I hope our leader would truly take this seriously so that the church may gain more acceptance in other Asian countries and at the same time halt the dechristianization of many Filipinos and other people from around the world. For so many times the church seems to be far fetched and is irrelevant in many situations for some reasons. I hope we could once again refine our Catholic religion, which is always a true channel of faith and revelation, that is a church within us, not beyond nor behind us.

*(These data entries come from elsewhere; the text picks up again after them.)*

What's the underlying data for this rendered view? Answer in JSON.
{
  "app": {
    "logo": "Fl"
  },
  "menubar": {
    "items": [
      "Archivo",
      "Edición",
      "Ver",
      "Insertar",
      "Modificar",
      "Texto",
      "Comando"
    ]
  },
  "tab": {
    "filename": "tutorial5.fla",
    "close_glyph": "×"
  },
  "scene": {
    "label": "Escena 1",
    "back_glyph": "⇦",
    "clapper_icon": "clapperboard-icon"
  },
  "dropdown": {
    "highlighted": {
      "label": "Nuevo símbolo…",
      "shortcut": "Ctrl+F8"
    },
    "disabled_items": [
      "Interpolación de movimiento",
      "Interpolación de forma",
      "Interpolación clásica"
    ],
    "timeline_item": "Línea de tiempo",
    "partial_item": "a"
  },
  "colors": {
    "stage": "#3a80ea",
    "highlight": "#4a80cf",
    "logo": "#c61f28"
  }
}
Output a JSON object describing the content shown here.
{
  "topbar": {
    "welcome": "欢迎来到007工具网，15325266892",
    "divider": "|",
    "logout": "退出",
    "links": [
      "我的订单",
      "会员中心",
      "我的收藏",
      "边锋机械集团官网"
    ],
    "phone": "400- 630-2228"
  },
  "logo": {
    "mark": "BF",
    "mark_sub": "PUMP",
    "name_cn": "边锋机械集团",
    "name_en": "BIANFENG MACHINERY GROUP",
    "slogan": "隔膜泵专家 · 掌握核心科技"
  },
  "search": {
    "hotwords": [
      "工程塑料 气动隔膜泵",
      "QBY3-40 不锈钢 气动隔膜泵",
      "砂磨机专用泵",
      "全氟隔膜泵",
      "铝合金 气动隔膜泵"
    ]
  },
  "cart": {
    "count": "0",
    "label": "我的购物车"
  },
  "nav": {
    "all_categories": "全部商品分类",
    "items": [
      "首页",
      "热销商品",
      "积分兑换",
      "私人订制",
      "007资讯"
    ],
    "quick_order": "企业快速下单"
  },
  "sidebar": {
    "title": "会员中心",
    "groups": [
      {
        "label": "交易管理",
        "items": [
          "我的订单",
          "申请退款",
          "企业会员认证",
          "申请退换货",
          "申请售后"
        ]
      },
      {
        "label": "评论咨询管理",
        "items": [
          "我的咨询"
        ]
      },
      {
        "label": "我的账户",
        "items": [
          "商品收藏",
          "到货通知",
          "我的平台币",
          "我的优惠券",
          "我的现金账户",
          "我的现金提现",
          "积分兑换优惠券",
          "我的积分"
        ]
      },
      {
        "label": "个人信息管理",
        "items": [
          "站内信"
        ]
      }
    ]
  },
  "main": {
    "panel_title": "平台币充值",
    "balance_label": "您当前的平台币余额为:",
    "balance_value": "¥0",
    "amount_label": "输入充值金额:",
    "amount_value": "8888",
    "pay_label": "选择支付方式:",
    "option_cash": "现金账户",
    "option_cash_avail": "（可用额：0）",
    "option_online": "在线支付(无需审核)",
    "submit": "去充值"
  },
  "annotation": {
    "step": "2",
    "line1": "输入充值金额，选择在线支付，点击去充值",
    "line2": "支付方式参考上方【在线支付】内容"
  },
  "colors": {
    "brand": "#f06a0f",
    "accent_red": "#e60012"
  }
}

In addition I would like to add my own observation why many Filipinos are leaving the church. Our church today, many times seems to be so far away. Many people no longer feel it as a church for poor and the oppressed, but rather has become the church of the wealthy and the powerful. We often see our priests and some bishops living in exclusive subdivisions, partying and feasting with well-to-do people while on the other side of the subdivision’s high walls are their flocks living in a sub-human condition. As we could recall Jesus himself opted to live with the poor and the sinners. When the rights of our lowly brothers are oppressed we could see some clergy man behind this politician and powerful people, trying to provide moral justification for such oppression, they would even offer mass for the intention and blessing of that very same person who causes the suffering of the poor. Many times the church was so silent amidst the wailing of our people. Moreover, often time we see clergy men riding luxurious cars, while their flocks walk in barefoot, we should not forget that when Jesus entered Jerusalem he did not rode the most expensive horse as king would usually use, or a camel such as the merchants would utilize but he used a colt which the lowly farmers would use in their daily works. Lastly, in terms of money collection. I find it unpleasant that many churches has fixed the fee for every sacrament. They said it is only a donation, but i cannot consider it as a donation since the amount is already fixed. What is given for free must be shared for free as we all believe. Many parents cannot afford to have their children baptized because they cannot pay the so-called donation. Our church leaders should not forget that 100 pesos for a daily wage earner means there would be food on the table today. Second, where to perform marriage is now a matter of defining social status, if one gets married in such church it is well known that they are wealthy because they have to pay such price, while the lowly would have to find smaller churches or would opt to be married by judges or mayors. According to many, civil marriage is cheaper. Finally, many times i would hear the priests or the commentator say ‘this mass is offered for the intentions of …” many of whom are well to do people who can afford to insert a couple of money in an envelop or to pay such amount in the office of the parish. I still believe in my little understanding that the feast of the Eucharist was given by Christ for all, and that the mass is to be offered not for the intention of few but for the intention of all. Our priest in our parish would always start the mass by saying “this mass is offered for the intention of all the believers as well as non believers that they may find Christ in their lives”.
For the past years, many of our parishes and religious congregations has accumulated so much wealth, that some of its institutions has appeared to become business/profit oriented instead of being service oriented. As we keep on building big and expensive churches, let us not forget that the true meaning of evangelization as earlier pointed out in this January issue is by living or emerging with the poor and the lowly as Christ himself did. Christ never cared to build a church made out of stone but he build a church made out of people, loving and caring for each other.

I have been critical with such observation since I grew up in the small town where our priest Rev. Fr. Domingo Denniz O.P. had shown us what it means to be a true shepherd of Christ. He administers the sacraments for free, he lived a life of poverty and in communion with the entire community.

May the great and loving God bless more the countless clergy and missionaries who had lived truly a Christ inspired life, being not just teachers or preachers but witnesses of Christ, a true channel of divine revelation in this modern times.